Directions for this task: The entries below should be given again exactly, minus their pictures.

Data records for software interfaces
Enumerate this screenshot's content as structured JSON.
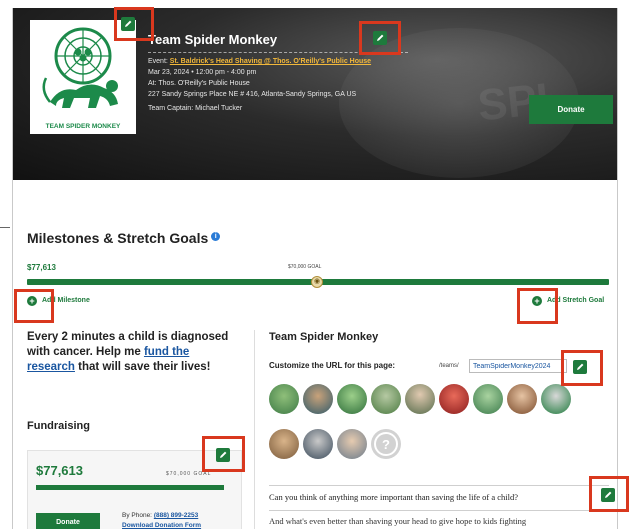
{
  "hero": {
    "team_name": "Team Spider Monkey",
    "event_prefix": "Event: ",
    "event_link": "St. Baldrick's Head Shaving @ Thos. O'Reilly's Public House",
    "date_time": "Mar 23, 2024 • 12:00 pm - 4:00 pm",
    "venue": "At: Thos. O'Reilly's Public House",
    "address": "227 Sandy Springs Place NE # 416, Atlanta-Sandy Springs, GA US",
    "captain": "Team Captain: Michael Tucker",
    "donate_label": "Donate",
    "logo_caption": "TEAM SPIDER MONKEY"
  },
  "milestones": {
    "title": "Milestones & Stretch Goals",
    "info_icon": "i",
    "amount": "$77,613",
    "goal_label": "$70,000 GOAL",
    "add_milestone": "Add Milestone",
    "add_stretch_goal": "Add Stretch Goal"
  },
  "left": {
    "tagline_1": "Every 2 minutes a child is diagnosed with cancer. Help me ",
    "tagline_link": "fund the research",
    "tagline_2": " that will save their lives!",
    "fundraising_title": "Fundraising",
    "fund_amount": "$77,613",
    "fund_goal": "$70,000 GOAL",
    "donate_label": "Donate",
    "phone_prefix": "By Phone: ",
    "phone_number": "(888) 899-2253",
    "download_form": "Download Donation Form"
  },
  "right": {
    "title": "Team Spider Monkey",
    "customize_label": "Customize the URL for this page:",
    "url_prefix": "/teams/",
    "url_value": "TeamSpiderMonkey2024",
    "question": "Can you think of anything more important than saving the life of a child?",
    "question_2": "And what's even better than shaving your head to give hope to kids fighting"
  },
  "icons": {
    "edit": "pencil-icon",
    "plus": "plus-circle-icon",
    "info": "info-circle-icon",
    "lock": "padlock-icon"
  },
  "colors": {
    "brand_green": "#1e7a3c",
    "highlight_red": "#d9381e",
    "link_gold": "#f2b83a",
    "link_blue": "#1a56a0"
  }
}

Written reply:
Enumerate this screenshot's content as structured JSON.
{
  "hero": {
    "team_name": "Team Spider Monkey",
    "event_prefix": "Event: ",
    "event_link": "St. Baldrick's Head Shaving @ Thos. O'Reilly's Public House",
    "date_time": "Mar 23, 2024 • 12:00 pm - 4:00 pm",
    "venue": "At: Thos. O'Reilly's Public House",
    "address": "227 Sandy Springs Place NE # 416, Atlanta-Sandy Springs, GA US",
    "captain": "Team Captain: Michael Tucker",
    "donate_label": "Donate",
    "logo_caption": "TEAM SPIDER MONKEY"
  },
  "milestones": {
    "title": "Milestones & Stretch Goals",
    "info_icon": "i",
    "amount": "$77,613",
    "goal_label": "$70,000 GOAL",
    "add_milestone": "Add Milestone",
    "add_stretch_goal": "Add Stretch Goal"
  },
  "left": {
    "tagline_1": "Every 2 minutes a child is diagnosed with cancer. Help me ",
    "tagline_link": "fund the research",
    "tagline_2": " that will save their lives!",
    "fundraising_title": "Fundraising",
    "fund_amount": "$77,613",
    "fund_goal": "$70,000 GOAL",
    "donate_label": "Donate",
    "phone_prefix": "By Phone: ",
    "phone_number": "(888) 899-2253",
    "download_form": "Download Donation Form"
  },
  "right": {
    "title": "Team Spider Monkey",
    "customize_label": "Customize the URL for this page:",
    "url_prefix": "/teams/",
    "url_value": "TeamSpiderMonkey2024",
    "question": "Can you think of anything more important than saving the life of a child?",
    "question_2": "And what's even better than shaving your head to give hope to kids fighting"
  },
  "icons": {
    "edit": "pencil-icon",
    "plus": "plus-circle-icon",
    "info": "info-circle-icon",
    "lock": "padlock-icon"
  },
  "colors": {
    "brand_green": "#1e7a3c",
    "highlight_red": "#d9381e",
    "link_gold": "#f2b83a",
    "link_blue": "#1a56a0"
  }
}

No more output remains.